What to do: The entries are to be duplicated exactly, with nothing left out.
**** Raw data
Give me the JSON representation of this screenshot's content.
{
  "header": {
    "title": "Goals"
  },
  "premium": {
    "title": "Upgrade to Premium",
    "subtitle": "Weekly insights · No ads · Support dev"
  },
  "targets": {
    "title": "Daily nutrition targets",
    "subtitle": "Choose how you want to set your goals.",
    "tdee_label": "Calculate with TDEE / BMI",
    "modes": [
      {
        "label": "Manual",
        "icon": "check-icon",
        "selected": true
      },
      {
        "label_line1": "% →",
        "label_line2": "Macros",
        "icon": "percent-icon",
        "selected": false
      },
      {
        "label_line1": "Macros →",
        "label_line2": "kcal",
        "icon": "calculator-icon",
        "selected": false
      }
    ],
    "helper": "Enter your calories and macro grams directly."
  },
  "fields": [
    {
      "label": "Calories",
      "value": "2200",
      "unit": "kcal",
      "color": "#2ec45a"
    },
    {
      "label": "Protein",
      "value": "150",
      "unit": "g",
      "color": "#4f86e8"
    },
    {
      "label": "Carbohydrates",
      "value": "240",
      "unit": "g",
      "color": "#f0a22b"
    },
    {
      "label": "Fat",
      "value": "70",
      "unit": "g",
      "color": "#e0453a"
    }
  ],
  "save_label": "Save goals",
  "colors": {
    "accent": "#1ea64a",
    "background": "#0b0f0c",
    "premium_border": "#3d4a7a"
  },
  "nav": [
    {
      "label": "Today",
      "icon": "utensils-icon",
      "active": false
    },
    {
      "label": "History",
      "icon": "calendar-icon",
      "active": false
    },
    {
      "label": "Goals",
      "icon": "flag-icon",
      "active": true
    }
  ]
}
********
Output:
Give me the JSON representation of this screenshot's content.
{
  "header": {
    "title": "Goals"
  },
  "premium": {
    "title": "Upgrade to Premium",
    "subtitle": "Weekly insights · No ads · Support dev"
  },
  "targets": {
    "title": "Daily nutrition targets",
    "subtitle": "Choose how you want to set your goals.",
    "tdee_label": "Calculate with TDEE / BMI",
    "modes": [
      {
        "label": "Manual",
        "icon": "check-icon",
        "selected": true
      },
      {
        "label_line1": "% →",
        "label_line2": "Macros",
        "icon": "percent-icon",
        "selected": false
      },
      {
        "label_line1": "Macros →",
        "label_line2": "kcal",
        "icon": "calculator-icon",
        "selected": false
      }
    ],
    "helper": "Enter your calories and macro grams directly."
  },
  "fields": [
    {
      "label": "Calories",
      "value": "2200",
      "unit": "kcal",
      "color": "#2ec45a"
    },
    {
      "label": "Protein",
      "value": "150",
      "unit": "g",
      "color": "#4f86e8"
    },
    {
      "label": "Carbohydrates",
      "value": "240",
      "unit": "g",
      "color": "#f0a22b"
    },
    {
      "label": "Fat",
      "value": "70",
      "unit": "g",
      "color": "#e0453a"
    }
  ],
  "save_label": "Save goals",
  "colors": {
    "accent": "#1ea64a",
    "background": "#0b0f0c",
    "premium_border": "#3d4a7a"
  },
  "nav": [
    {
      "label": "Today",
      "icon": "utensils-icon",
      "active": false
    },
    {
      "label": "History",
      "icon": "calendar-icon",
      "active": false
    },
    {
      "label": "Goals",
      "icon": "flag-icon",
      "active": true
    }
  ]
}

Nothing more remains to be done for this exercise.